  • Route the survey responses to service recovery teams in real-time when appropriate
  • Coach front-line employees based on their individual survey responses
  • Deliver data to business users throughout the organization in a way that's timely and tailored to their individual needs
  • Monitor the survey process for signs of manipulation or gaps in the process
  • Adjust all aspects of the process on an ongoing basis as business needs change
  • Focus the entire organization on using customer feedback as an important tool to support both operational and strategic decision making

(As an aside: one thing not on this list is "Track your metrics and set goals," because tracking metrics is both easy and low-value. Everyone does it, but many organizations stop at that point in the mistaken belief that improved customer experience will magically follow.)

So just as military pros understand that wars are won and lost in the unglamorous details of moving people and supplies to the right place at the right time, survey pros understand that the effectiveness of a feedback program is built on the nitty-gritty of collecting and delivering the right data to the right people at the right time to help them do a better job.

What the amateurs don't recognize is that you can't just move an army on a whim, or improve customer experience by throwing some survey metrics at it.

A/B Testing for Customer Experience

by Peter Leppik on Wed, 2015-07-29 16:26

A/B testing is one of the most powerful tools for determining which of two (or more) ways to design a customer experience is better. It can be used for almost any customer experience, and provides definitive data on which design is better based on almost any set of criteria.

Stripping off the jargon, an A/B test is really just a controlled experiment like what we all learned about in 8th grade science class. "A" and "B" are two different versions of whatever you're trying to evaluate: it might be two different website designs, two different speech applications, or two different training programs for contact center agents. The test happens when you randomly assign customers to either "A" or "B" for some period of time and collect data about their performance.

Conducting a proper A/B test isn't difficult but it does require some attention to detail. A good test must have:

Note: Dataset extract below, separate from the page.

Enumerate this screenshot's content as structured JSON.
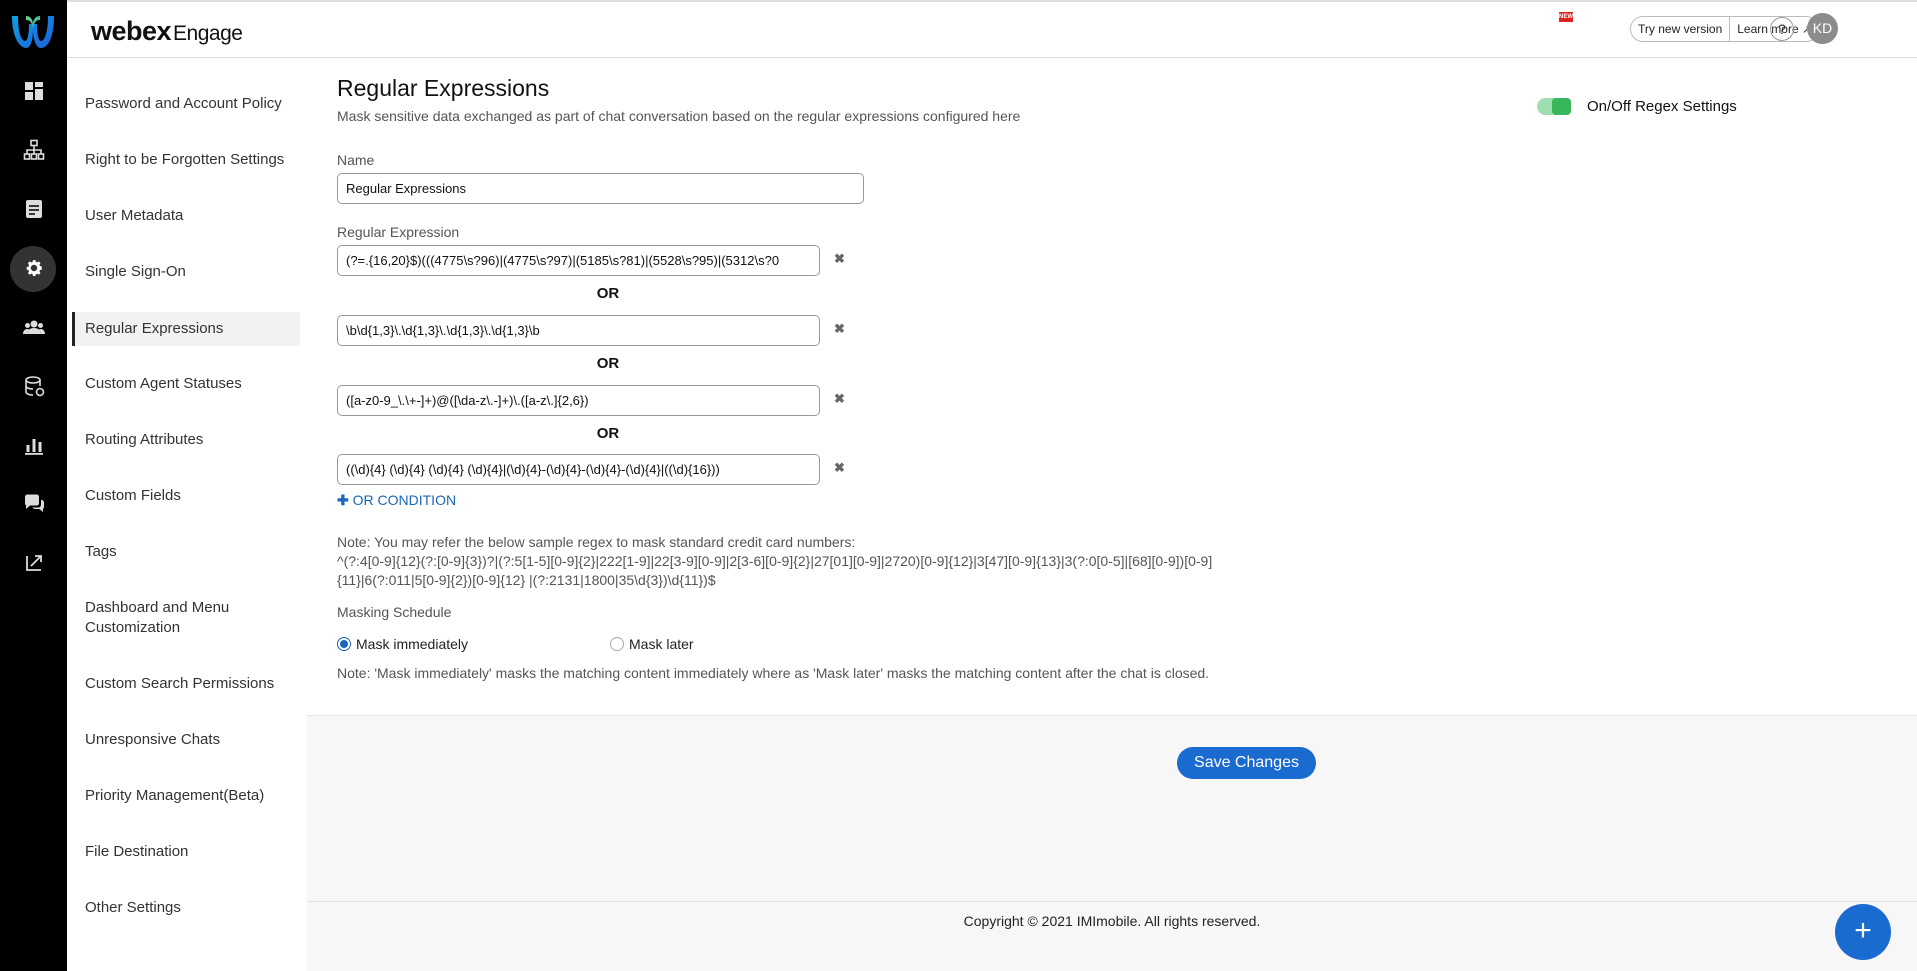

  • Proper Controls: You want the "A" and "B" test cases to be as similar as possible except for the thing you are actually testing, and you want to make sure customers are being assigned as randomly as possible to one case or the other.
  • Good Measurements: You should have a good way to measure whatever you're using for the decision criteria. For example, if the goal of the test is to see which option yields the highest customer satisfaction, make sure you're actually measuring customer satisfaction properly (through a survey, as opposed to trying to infer satisfaction levels from some other metric).
  • Enough Data: As with any statistical sampling technique, the accuracy goes up as you get data from more customers. I recommend at least 400 customers in each test case (400 customers experience version A and 400 experience version B, for 800 total if you are testing two options). Smaller samples can be used, but the test will be less accurate and that needs to be taken into consideration when analyzing the results.

In the real world it's not always possible to do everything exactly right. Technical limitations, project timetables, and limited budgets can all force compromises in the study design. Sometimes these compromises are OK and don't significantly affect the outcome, but sometimes they can cause problems.

For example, if you're testing two different website designs and your content management system doesn't make it easy to randomly assign visitors to one version or the other, you may be forced to do something like switch to one design for a week, then switch to the other for a week. This is probably going to work, but if one of the test weeks also happens to be during a major promotion, then the two weeks aren't really comparable and the test data isn't very helpful.

But as long you pay attention to the details, A/B testing will give you the best possible data to decide which customer experience ideas are worth adopting and which should be discarded. This is a tool which belongs in every CX professional's kit.